All of the data, except its images, should be set down exactly as it appears.

━━━━━ EXTRACTED RECORDS

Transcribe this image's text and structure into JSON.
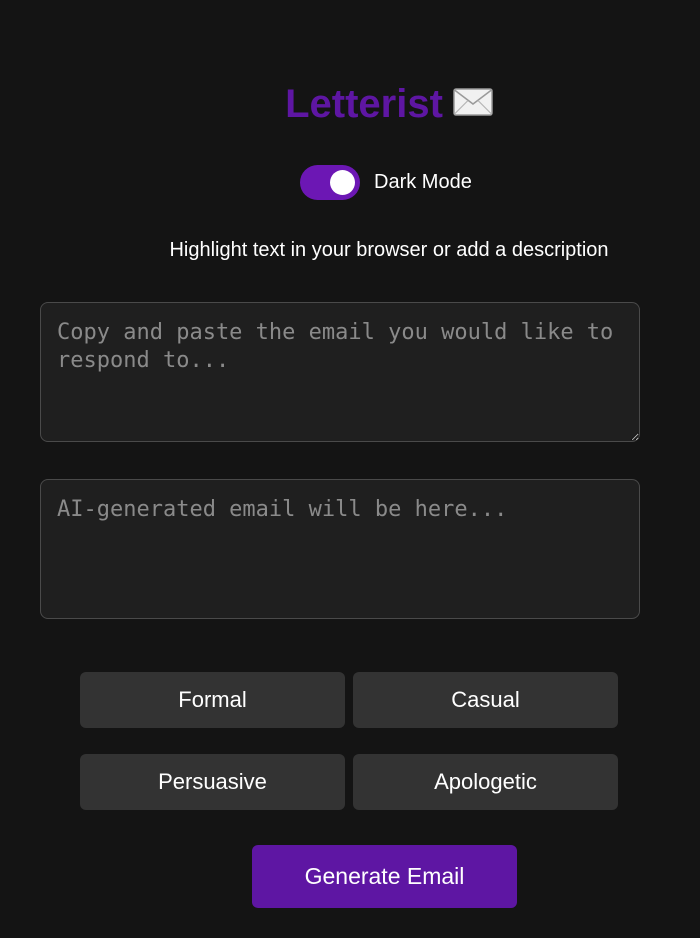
{
  "header": {
    "title": "Letterist",
    "icon": "envelope-icon",
    "title_color": "#5e16a3"
  },
  "dark_mode": {
    "label": "Dark Mode",
    "enabled": true,
    "accent": "#6c17b4"
  },
  "hint": "Highlight text in your browser or add a description",
  "input": {
    "placeholder": "Copy and paste the email you would like to respond to...",
    "value": ""
  },
  "output": {
    "placeholder": "AI-generated email will be here...",
    "value": ""
  },
  "tones": [
    "Formal",
    "Casual",
    "Persuasive",
    "Apologetic"
  ],
  "generate_label": "Generate Email",
  "colors": {
    "background": "#141414",
    "button": "#333333",
    "primary": "#5e16a3"
  }
}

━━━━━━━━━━

### SOLVED EXERCISE
Transcribe this image's text and structure into JSON.
{
  "header": {
    "title": "Letterist",
    "icon": "envelope-icon",
    "title_color": "#5e16a3"
  },
  "dark_mode": {
    "label": "Dark Mode",
    "enabled": true,
    "accent": "#6c17b4"
  },
  "hint": "Highlight text in your browser or add a description",
  "input": {
    "placeholder": "Copy and paste the email you would like to respond to...",
    "value": ""
  },
  "output": {
    "placeholder": "AI-generated email will be here...",
    "value": ""
  },
  "tones": [
    "Formal",
    "Casual",
    "Persuasive",
    "Apologetic"
  ],
  "generate_label": "Generate Email",
  "colors": {
    "background": "#141414",
    "button": "#333333",
    "primary": "#5e16a3"
  }
}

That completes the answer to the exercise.